**Task item:**
For the entries below, count the lines that contain the word "kind" and reply with that number only.

**Data:**

━━━━━━━━━━

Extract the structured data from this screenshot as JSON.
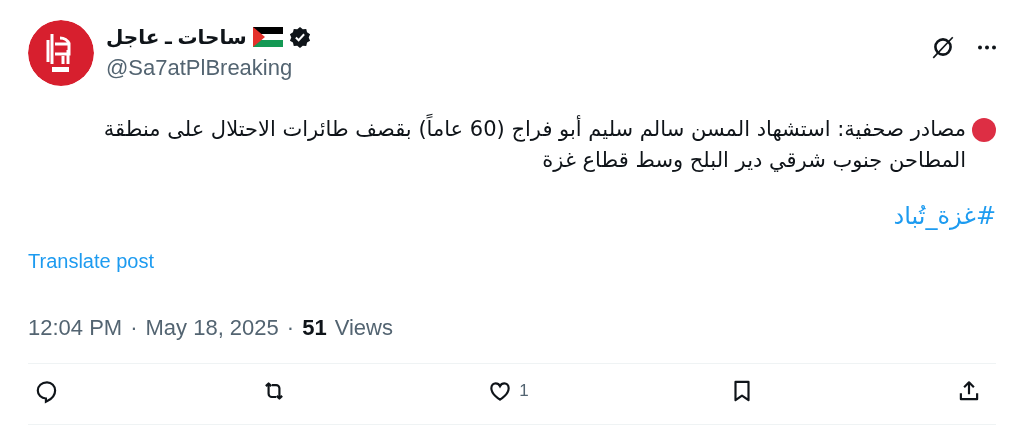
{
  "author": {
    "name": "ساحات ـ عاجل",
    "verified": true,
    "handle": "@Sa7atPlBreaking"
  },
  "post": {
    "text": "مصادر صحفية: استشهاد المسن سالم سليم أبو فراج (60 عاماً) بقصف طائرات الاحتلال على منطقة المطاحن جنوب شرقي دير البلح وسط قطاع غزة",
    "hashtag": "#غزة_تُباد"
  },
  "translate_link": "Translate post",
  "meta": {
    "time": "12:04 PM",
    "separator_1": "·",
    "date": "May 18, 2025",
    "separator_2": "·",
    "views_count": "51",
    "views_label": "Views"
  },
  "actions": [
    {
      "kind": "reply"
    },
    {
      "kind": "repost"
    },
    {
      "kind": "like",
      "count": "1"
    },
    {
      "kind": "bookmark"
    },
    {
      "kind": "share"
    }
  ]
}
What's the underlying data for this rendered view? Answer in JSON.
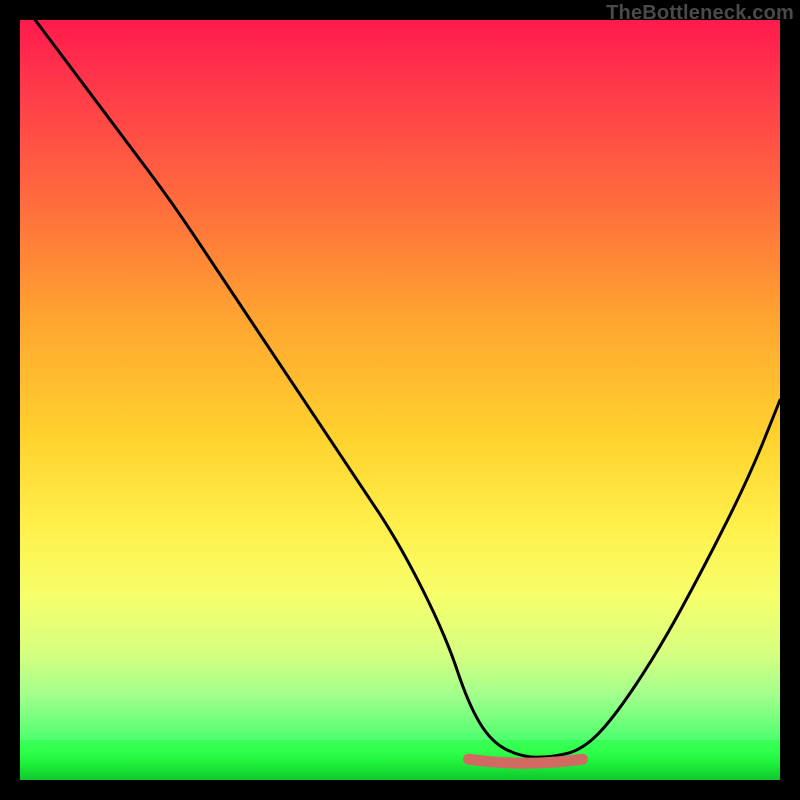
{
  "watermark": "TheBottleneck.com",
  "colors": {
    "frame": "#000000",
    "curve": "#000000",
    "marker": "#d06a62",
    "gradient_top": "#ff1a4d",
    "gradient_bottom": "#0fc82e"
  },
  "chart_data": {
    "type": "line",
    "title": "",
    "xlabel": "",
    "ylabel": "",
    "xlim": [
      0,
      100
    ],
    "ylim": [
      0,
      100
    ],
    "grid": false,
    "legend": false,
    "series": [
      {
        "name": "bottleneck-curve",
        "x": [
          2,
          8,
          14,
          20,
          26,
          32,
          38,
          44,
          50,
          56,
          59,
          62,
          66,
          70,
          74,
          78,
          84,
          90,
          96,
          100
        ],
        "y": [
          100,
          92,
          84,
          76,
          67,
          58,
          49,
          40,
          31,
          19,
          10,
          5,
          3,
          3,
          4,
          8,
          17,
          28,
          40,
          50
        ]
      }
    ],
    "markers": [
      {
        "name": "flat-minimum",
        "x_start": 59,
        "x_end": 74,
        "y": 3
      }
    ],
    "background_gradient": {
      "orientation": "vertical",
      "stops": [
        {
          "pos": 0.0,
          "color": "#ff1a4d"
        },
        {
          "pos": 0.25,
          "color": "#ff6b3d"
        },
        {
          "pos": 0.58,
          "color": "#ffd22e"
        },
        {
          "pos": 0.8,
          "color": "#f7ff6b"
        },
        {
          "pos": 0.95,
          "color": "#4fff6e"
        },
        {
          "pos": 1.0,
          "color": "#0fc82e"
        }
      ]
    }
  }
}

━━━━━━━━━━

**Result:**
5